Game ball(s): Mike Morse and his boom-stick.
Goat(s): Drew Storen. It hasn’t been a good week for Storen, who posted a messy outing earlier in the week against the Brewers and then his first blown save of the season last night. Still, the peripherals look good. He will be just fine.
Bryce Harper is a long ways off: Danny Espinosa. The average is awful, but he keeps churning out the counting stats with his seventh home run and fourth steal of the season last night.
Current Record: 22-28
Last evening, before the start of the Nationals series opener against the Florida Marlins, I happened to come across this nugget buried at the bottom of Jon Heyman’s latest column:
Perhaps the Nationals ought to consider locking up manager Jim
Riggleman. Washington has stayed afloat without its best pitcher
(Stephen Strasburg) or best position player (Ryan Zimmerman).
Kudos to Riggleman.

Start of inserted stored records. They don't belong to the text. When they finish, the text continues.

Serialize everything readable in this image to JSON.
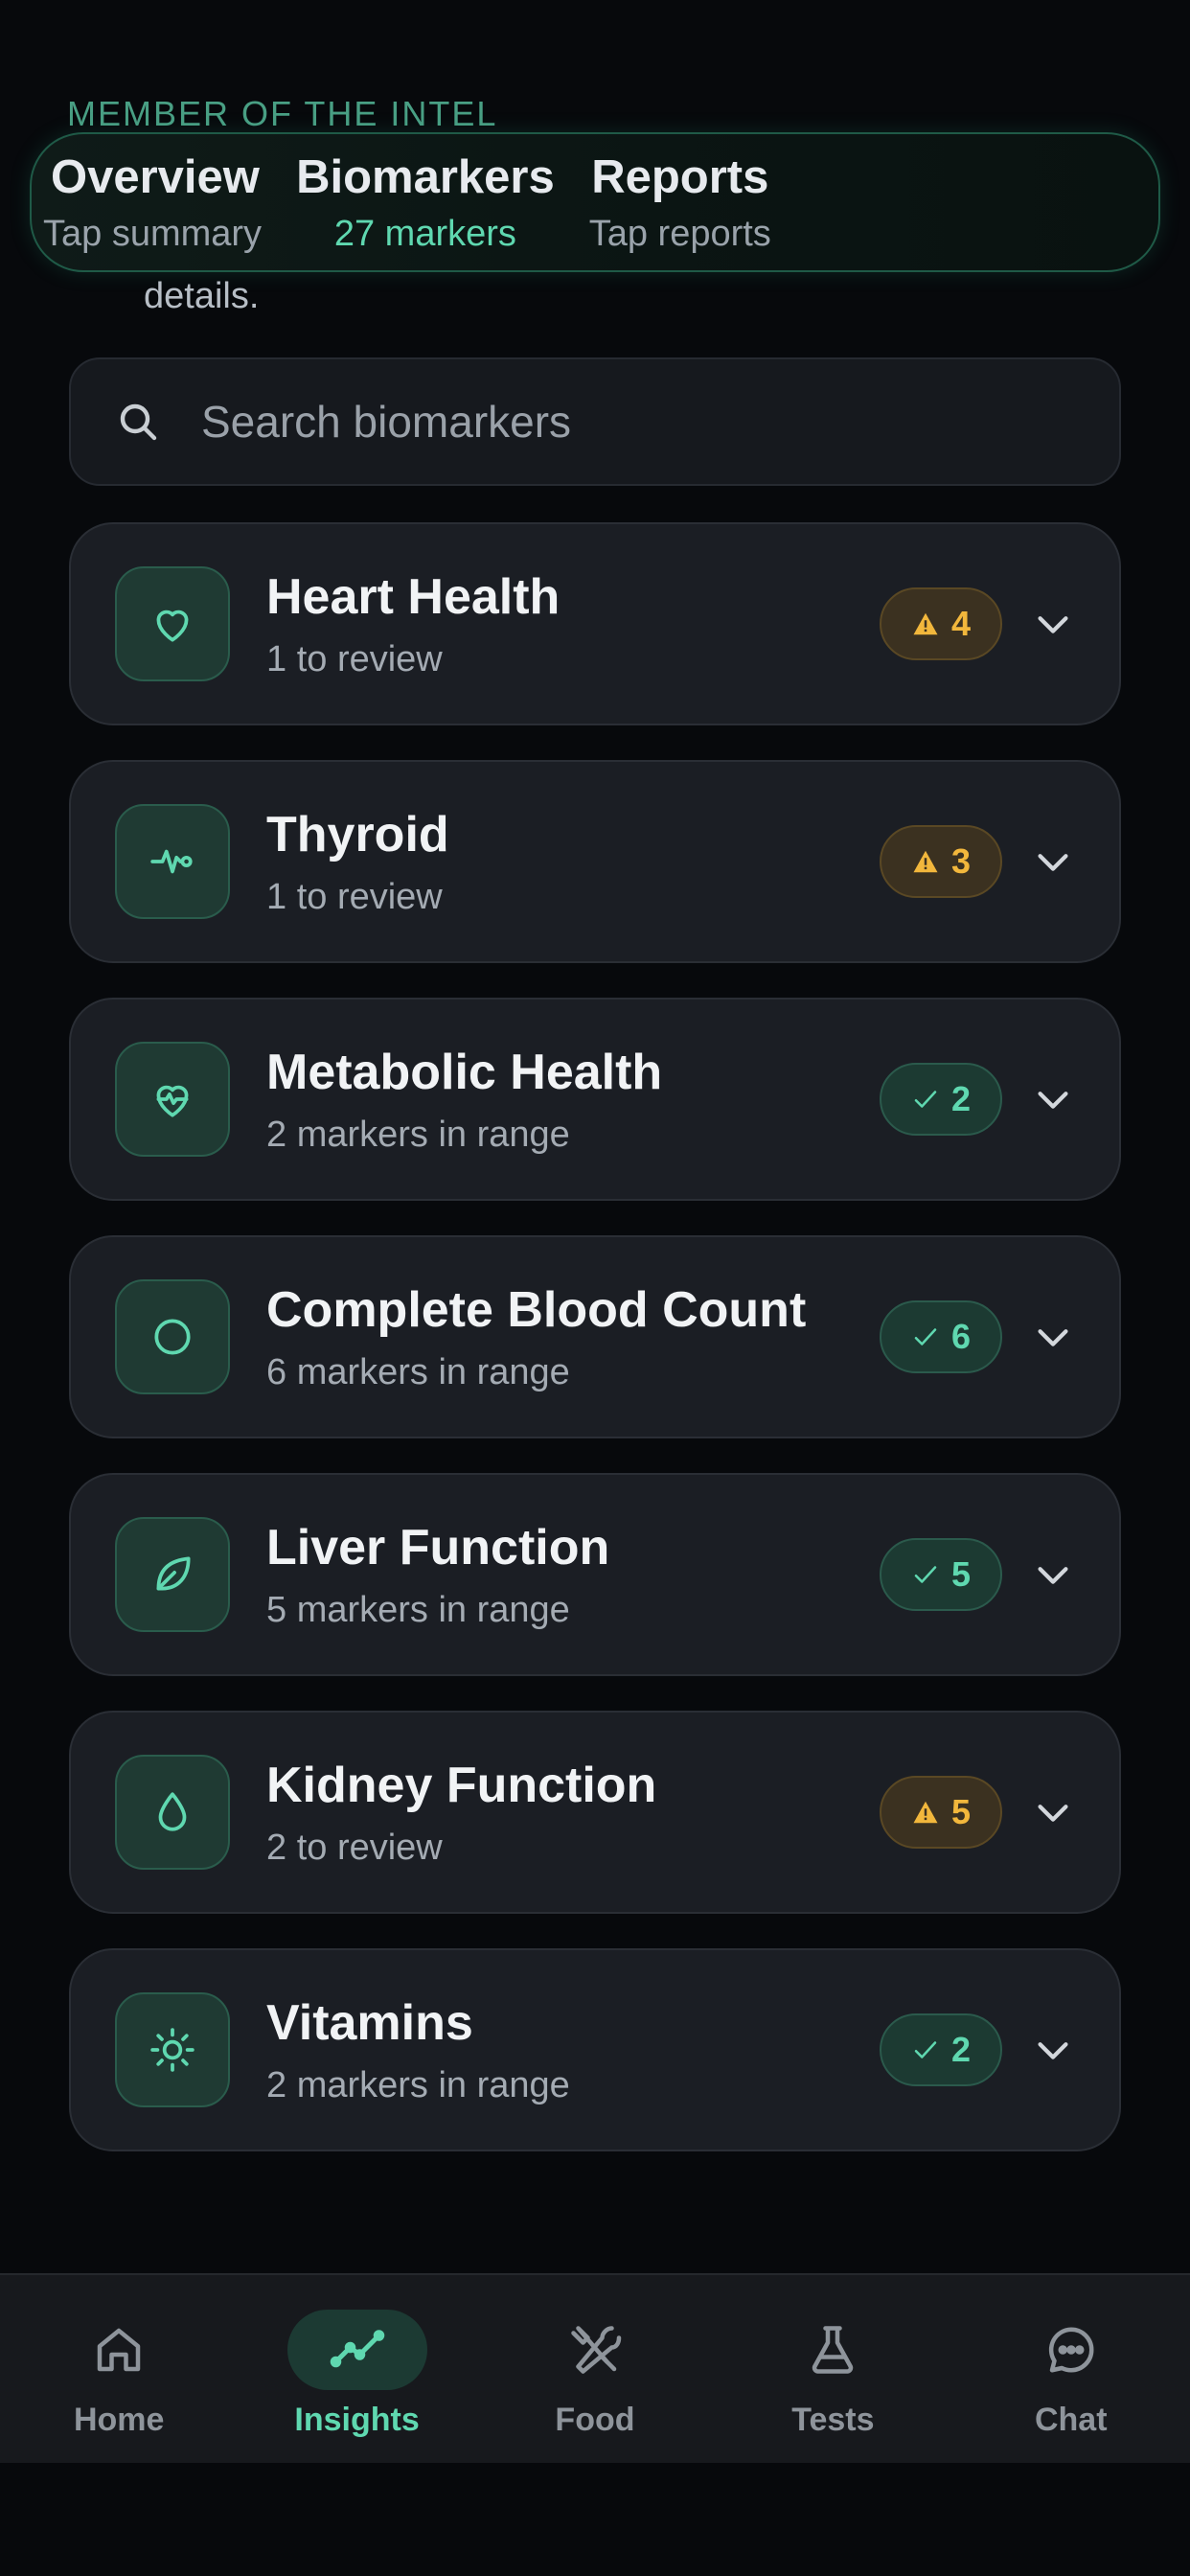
{
  "header": {
    "segments": [
      {
        "title": "Overview",
        "subtitle": "Tap summary"
      },
      {
        "title": "Biomarkers",
        "subtitle": "27 markers"
      },
      {
        "title": "Reports",
        "subtitle": "Tap reports"
      }
    ],
    "active": "Biomarkers"
  },
  "peek": {
    "top_text": "MEMBER OF THE INTEL",
    "details_text": "details."
  },
  "search": {
    "placeholder": "Search biomarkers"
  },
  "categories": [
    {
      "title": "Heart Health",
      "subtitle": "1 to review",
      "badge": "4",
      "status": "warning",
      "icon": "heart-icon"
    },
    {
      "title": "Thyroid",
      "subtitle": "1 to review",
      "badge": "3",
      "status": "warning",
      "icon": "pulse-icon"
    },
    {
      "title": "Metabolic Health",
      "subtitle": "2 markers in range",
      "badge": "2",
      "status": "ok",
      "icon": "heart-pulse-icon"
    },
    {
      "title": "Complete Blood Count",
      "subtitle": "6 markers in range",
      "badge": "6",
      "status": "ok",
      "icon": "circle-icon"
    },
    {
      "title": "Liver Function",
      "subtitle": "5 markers in range",
      "badge": "5",
      "status": "ok",
      "icon": "leaf-icon"
    },
    {
      "title": "Kidney Function",
      "subtitle": "2 to review",
      "badge": "5",
      "status": "warning",
      "icon": "droplet-icon"
    },
    {
      "title": "Vitamins",
      "subtitle": "2 markers in range",
      "badge": "2",
      "status": "ok",
      "icon": "sun-icon"
    }
  ],
  "nav": {
    "items": [
      {
        "label": "Home",
        "icon": "home-icon"
      },
      {
        "label": "Insights",
        "icon": "trend-icon"
      },
      {
        "label": "Food",
        "icon": "utensils-icon"
      },
      {
        "label": "Tests",
        "icon": "flask-icon"
      },
      {
        "label": "Chat",
        "icon": "chat-icon"
      }
    ],
    "active": "Insights"
  },
  "colors": {
    "accent": "#5fd8b0",
    "warning": "#f2b73c",
    "background": "#07090c",
    "card": "#1b1e24"
  }
}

As if on cue, the Nationals then went and gutted out a 3-2 extra innings victory over the Marlins, despite whiffing an incredible 15 times.
I’m not going to pretend that it was all pretty to watch. It certainly wasn’t. But coming off a sweep at the hands of the Phillies, the Nationals needed a victory in the worse way, and got it thanks to a dominating relief effort from Tyler Clippard, yeoman’s work to plate the winning run in the top of the tenth, and a little Harry Houdini from Drew Storen and Sean Burnett to close out the game.
Lately, I have wondered how the Nationals can be expected to win games with an offense demonstrably missing its best piece (the Nationals are currently next to last in batting average in baseball, hitting only .226) and other critical pieces either struggling and/or hurt (LaRoche) or just plain struggling (Desmond and Espinosa). Well, we saw how last night, with a scrappy offensive effort and another superlative effort from the Nationals pitching staff.
As Riggleman said after the game, “We kept scratching and clawing.”
Game 32 Natties
Game ball(s): Tyler Clippard. Two innings. Six batters. Six strikeouts. Wow.
Goat(s): John Buck. The Marlins catcher missed a sign while on third in the bottom of the fifth on a non-bunt by Ricky Nolasco, resulting in Buck, and potentially the winning run, getting tagged out in a rundown.
Bryce Harper is a ways off: Jordan Zimmermann. Another sign of life from Zimmermann, whose six strikeouts represented a season high. Still waiting for a breakout performance, but maybe the increasing whiffs are a sign it is near.
Current Record: 15-17